- Activity
Print the line containing "Transcribe this image's" and all lines after it, unchanged, through the end of the data. Leave the pictures out.

- Data provided
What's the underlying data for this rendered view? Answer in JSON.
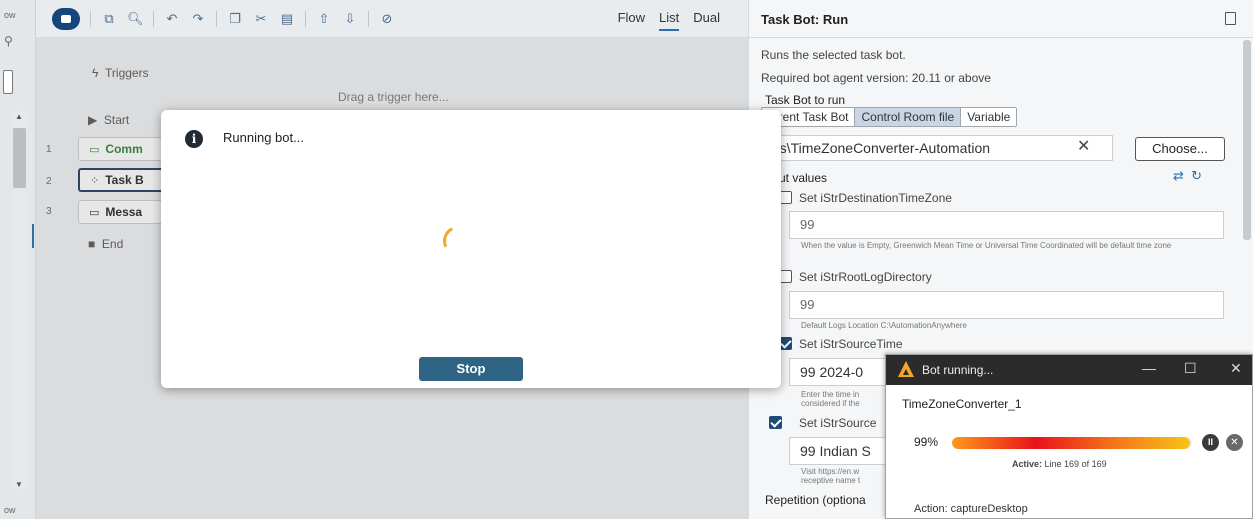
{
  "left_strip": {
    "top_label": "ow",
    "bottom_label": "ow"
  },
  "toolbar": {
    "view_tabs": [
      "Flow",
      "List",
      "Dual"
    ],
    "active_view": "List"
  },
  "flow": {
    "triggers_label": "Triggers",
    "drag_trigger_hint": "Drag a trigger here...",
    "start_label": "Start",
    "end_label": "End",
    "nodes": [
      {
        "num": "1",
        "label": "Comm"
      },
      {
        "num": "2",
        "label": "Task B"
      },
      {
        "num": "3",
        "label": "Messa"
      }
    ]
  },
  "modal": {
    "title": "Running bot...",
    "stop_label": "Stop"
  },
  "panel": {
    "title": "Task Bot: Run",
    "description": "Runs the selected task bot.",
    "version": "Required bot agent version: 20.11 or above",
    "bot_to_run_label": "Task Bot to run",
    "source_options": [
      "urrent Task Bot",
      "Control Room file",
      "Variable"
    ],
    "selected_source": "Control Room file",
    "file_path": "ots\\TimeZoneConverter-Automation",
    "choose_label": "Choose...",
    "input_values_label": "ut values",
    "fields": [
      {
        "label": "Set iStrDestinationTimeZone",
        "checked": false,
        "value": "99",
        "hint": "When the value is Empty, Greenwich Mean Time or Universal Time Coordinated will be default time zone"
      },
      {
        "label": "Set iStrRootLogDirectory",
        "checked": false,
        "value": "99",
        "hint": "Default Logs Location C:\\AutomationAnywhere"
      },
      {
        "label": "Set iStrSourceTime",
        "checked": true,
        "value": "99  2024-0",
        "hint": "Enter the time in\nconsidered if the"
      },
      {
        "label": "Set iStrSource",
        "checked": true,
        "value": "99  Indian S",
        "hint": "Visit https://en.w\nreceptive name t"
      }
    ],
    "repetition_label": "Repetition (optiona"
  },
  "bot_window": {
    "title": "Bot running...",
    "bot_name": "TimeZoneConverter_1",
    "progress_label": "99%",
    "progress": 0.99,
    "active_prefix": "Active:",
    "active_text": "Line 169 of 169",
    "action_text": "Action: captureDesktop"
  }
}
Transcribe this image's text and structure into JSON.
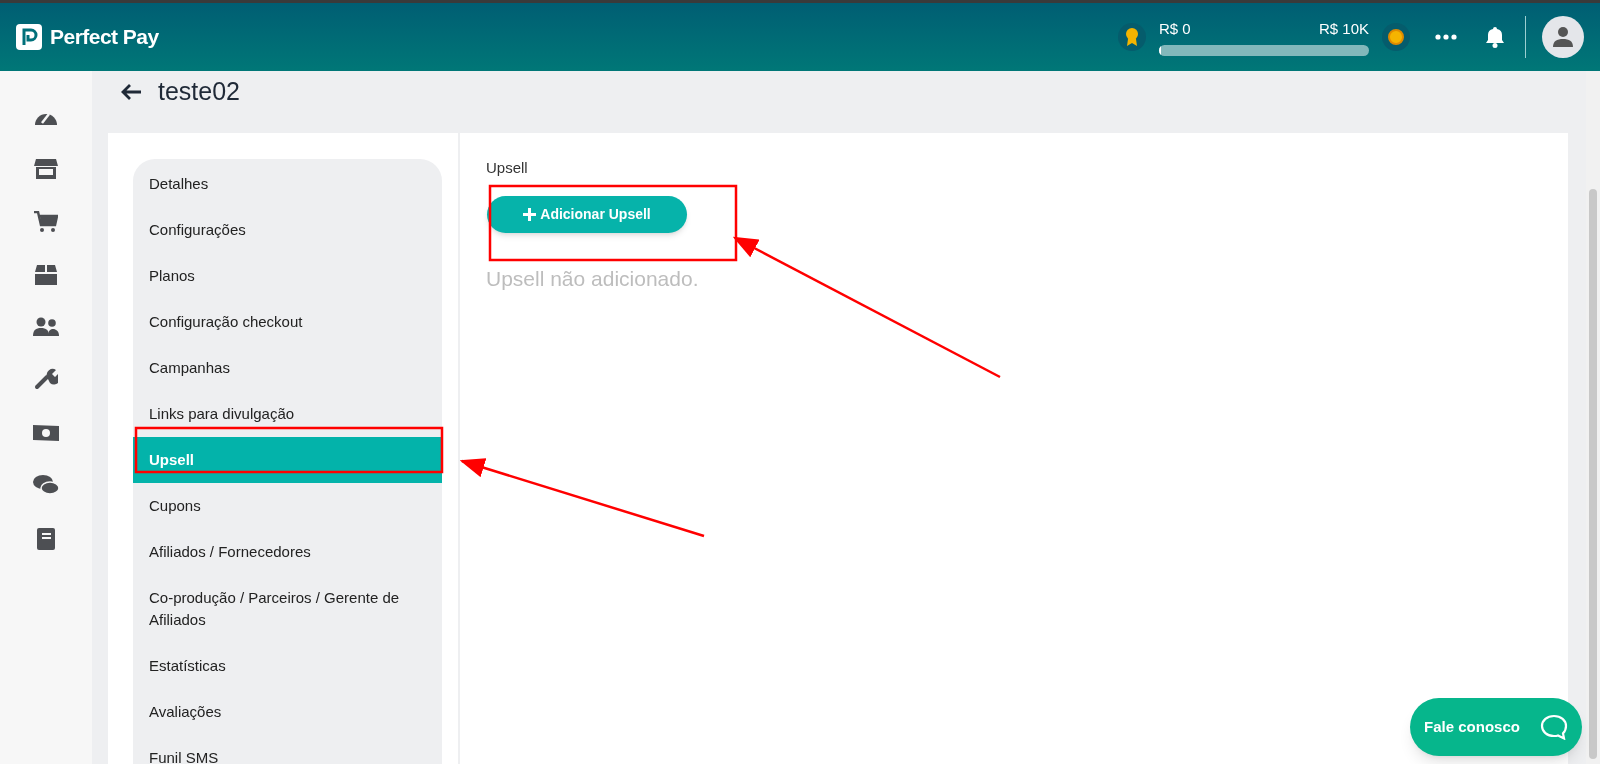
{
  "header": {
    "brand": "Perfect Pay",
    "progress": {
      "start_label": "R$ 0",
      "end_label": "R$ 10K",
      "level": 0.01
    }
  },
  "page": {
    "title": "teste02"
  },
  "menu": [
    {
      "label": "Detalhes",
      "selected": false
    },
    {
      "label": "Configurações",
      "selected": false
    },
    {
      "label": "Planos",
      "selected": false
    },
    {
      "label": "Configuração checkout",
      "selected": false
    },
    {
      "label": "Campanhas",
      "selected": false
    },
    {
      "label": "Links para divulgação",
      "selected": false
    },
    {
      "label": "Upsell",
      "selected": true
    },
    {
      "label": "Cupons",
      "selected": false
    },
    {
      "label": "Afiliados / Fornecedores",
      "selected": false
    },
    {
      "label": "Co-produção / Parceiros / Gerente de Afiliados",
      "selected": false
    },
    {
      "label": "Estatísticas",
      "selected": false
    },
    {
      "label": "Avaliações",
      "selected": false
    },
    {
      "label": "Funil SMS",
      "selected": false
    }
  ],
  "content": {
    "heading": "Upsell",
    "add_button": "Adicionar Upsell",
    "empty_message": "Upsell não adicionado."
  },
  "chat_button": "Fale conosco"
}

- Task response
Transcribe this image's text and structure into JSON.
{
  "header": {
    "brand": "Perfect Pay",
    "progress": {
      "start_label": "R$ 0",
      "end_label": "R$ 10K",
      "level": 0.01
    }
  },
  "page": {
    "title": "teste02"
  },
  "menu": [
    {
      "label": "Detalhes",
      "selected": false
    },
    {
      "label": "Configurações",
      "selected": false
    },
    {
      "label": "Planos",
      "selected": false
    },
    {
      "label": "Configuração checkout",
      "selected": false
    },
    {
      "label": "Campanhas",
      "selected": false
    },
    {
      "label": "Links para divulgação",
      "selected": false
    },
    {
      "label": "Upsell",
      "selected": true
    },
    {
      "label": "Cupons",
      "selected": false
    },
    {
      "label": "Afiliados / Fornecedores",
      "selected": false
    },
    {
      "label": "Co-produção / Parceiros / Gerente de Afiliados",
      "selected": false
    },
    {
      "label": "Estatísticas",
      "selected": false
    },
    {
      "label": "Avaliações",
      "selected": false
    },
    {
      "label": "Funil SMS",
      "selected": false
    }
  ],
  "content": {
    "heading": "Upsell",
    "add_button": "Adicionar Upsell",
    "empty_message": "Upsell não adicionado."
  },
  "chat_button": "Fale conosco"
}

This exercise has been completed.